9. Leave the Lights Off

My husband gets home late in the evenings and it is often dark when he arrives, but we don’t leave the lights on by the porch unless it’s the dead of winter. The reason? Spiders eat insects and insects are attracted to the light. 

That doesn’t mean we live in a dungeon, we use indoor lights. We just don’t use lights outdoors much. If the bugs are buzzing, the lights stay off unless they’re needed and then they’re turned off as soon as we are finished. 

Since exterior lights are generally right by the entrances to your home, it’s best to leave them off, especially in the warm months. Besides, if they’re on all manner of insects generally fly in when you open the door anyway, and no one wants that.
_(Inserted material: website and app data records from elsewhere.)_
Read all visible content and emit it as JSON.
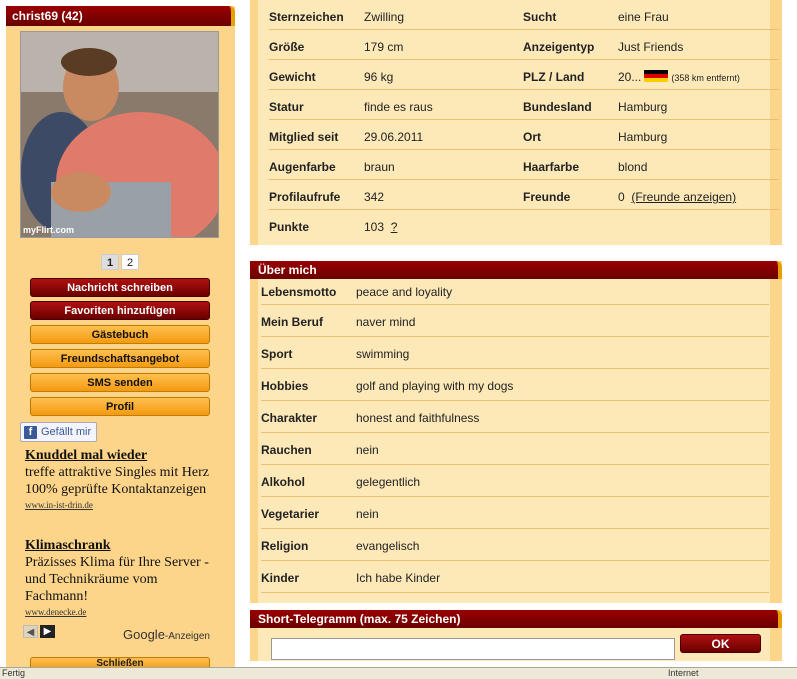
{
  "profile": {
    "username_header": "christ69 (42)",
    "photo_watermark": "myFlirt.com",
    "pages": [
      "1",
      "2"
    ],
    "buttons": {
      "message": "Nachricht schreiben",
      "favorite": "Favoriten hinzufügen",
      "guestbook": "Gästebuch",
      "friendship": "Freundschaftsangebot",
      "sms": "SMS senden",
      "profile": "Profil",
      "close": "Schließen"
    },
    "facebook_like": "Gefällt mir"
  },
  "ads": [
    {
      "title": "Knuddel mal wieder",
      "text": "treffe attraktive Singles mit Herz 100% geprüfte Kontaktanzeigen",
      "url": "www.in-ist-drin.de"
    },
    {
      "title": "Klimaschrank",
      "text": "Präzisses Klima für Ihre Server - und Technikräume vom Fachmann!",
      "url": "www.denecke.de"
    }
  ],
  "google_ads": {
    "brand": "Google",
    "suffix": "-Anzeigen"
  },
  "info": {
    "rows": [
      {
        "k": "Sternzeichen",
        "v": "Zwilling",
        "k2": "Sucht",
        "v2": "eine Frau"
      },
      {
        "k": "Größe",
        "v": "179 cm",
        "k2": "Anzeigentyp",
        "v2": "Just Friends"
      },
      {
        "k": "Gewicht",
        "v": "96 kg",
        "k2": "PLZ / Land",
        "v2": "20...",
        "distance": "(358 km entfernt)"
      },
      {
        "k": "Statur",
        "v": "finde es raus",
        "k2": "Bundesland",
        "v2": "Hamburg"
      },
      {
        "k": "Mitglied seit",
        "v": "29.06.2011",
        "k2": "Ort",
        "v2": "Hamburg"
      },
      {
        "k": "Augenfarbe",
        "v": "braun",
        "k2": "Haarfarbe",
        "v2": "blond"
      },
      {
        "k": "Profilaufrufe",
        "v": "342",
        "k2": "Freunde",
        "v2": "0",
        "link": "(Freunde anzeigen)"
      },
      {
        "k": "Punkte",
        "v": "103",
        "help": "?"
      }
    ]
  },
  "about": {
    "title": "Über mich",
    "rows": [
      {
        "k": "Lebensmotto",
        "v": "peace and loyality"
      },
      {
        "k": "Mein Beruf",
        "v": "naver mind"
      },
      {
        "k": "Sport",
        "v": "swimming"
      },
      {
        "k": "Hobbies",
        "v": "golf and playing with my dogs"
      },
      {
        "k": "Charakter",
        "v": "honest and faithfulness"
      },
      {
        "k": "Rauchen",
        "v": "nein"
      },
      {
        "k": "Alkohol",
        "v": "gelegentlich"
      },
      {
        "k": "Vegetarier",
        "v": "nein"
      },
      {
        "k": "Religion",
        "v": "evangelisch"
      },
      {
        "k": "Kinder",
        "v": "Ich habe Kinder"
      }
    ]
  },
  "telegram": {
    "title": "Short-Telegramm (max. 75 Zeichen)",
    "placeholder": "",
    "ok": "OK"
  },
  "statusbar": {
    "left": "Fertig",
    "right": "Internet"
  },
  "colors": {
    "panel": "#fdd58a",
    "header": "#8b0000",
    "accent_button": "#f39a10"
  }
}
10. Hedge Apples

Hedge apples are an effective way to repel spiders. They also repel mice and a host of other insects and pests. If you’re not sure what a hedge apple is, it is the yellowish green fruit produced by an osage orange. 

You can simply take hedge apples and put them in your crawlspace or basement to help keep spiders out. Along with other critters you don’t want around. 

Spiders are a natural and essential part of our world. They have some amazing benefits, they eat other insects (and some even eat other spiders… like the wolf spider). While we don’t have to like them, we do have to learn to live with them. At least, a little bit. 

I’ve learned to like spiders, as long as they’re outdoors, and enjoy marveling at the creations they make around our homestead. However, these solutions can help keep spiders out of your home. 

I hope some of these repellents help you keep these creepy crawlies to a minimum inside your home. 

Other Natural Pest Repellent Posts You’ll Love:

This site uses Akismet to reduce spam. Learn how your comment data is processed.


Wednesday 20th of October 2021

I grew up in the country, and we used to consider having spiders in the house good luck because they ate the other insects.

Danielle McCoy

Wednesday 20th of October 2021

I've heard that before, we usually get pretty large wolf spiders in our house and the kids don't care for them, so they go outdoors.

This site uses Akismet to reduce spam. Learn how your comment data is processed.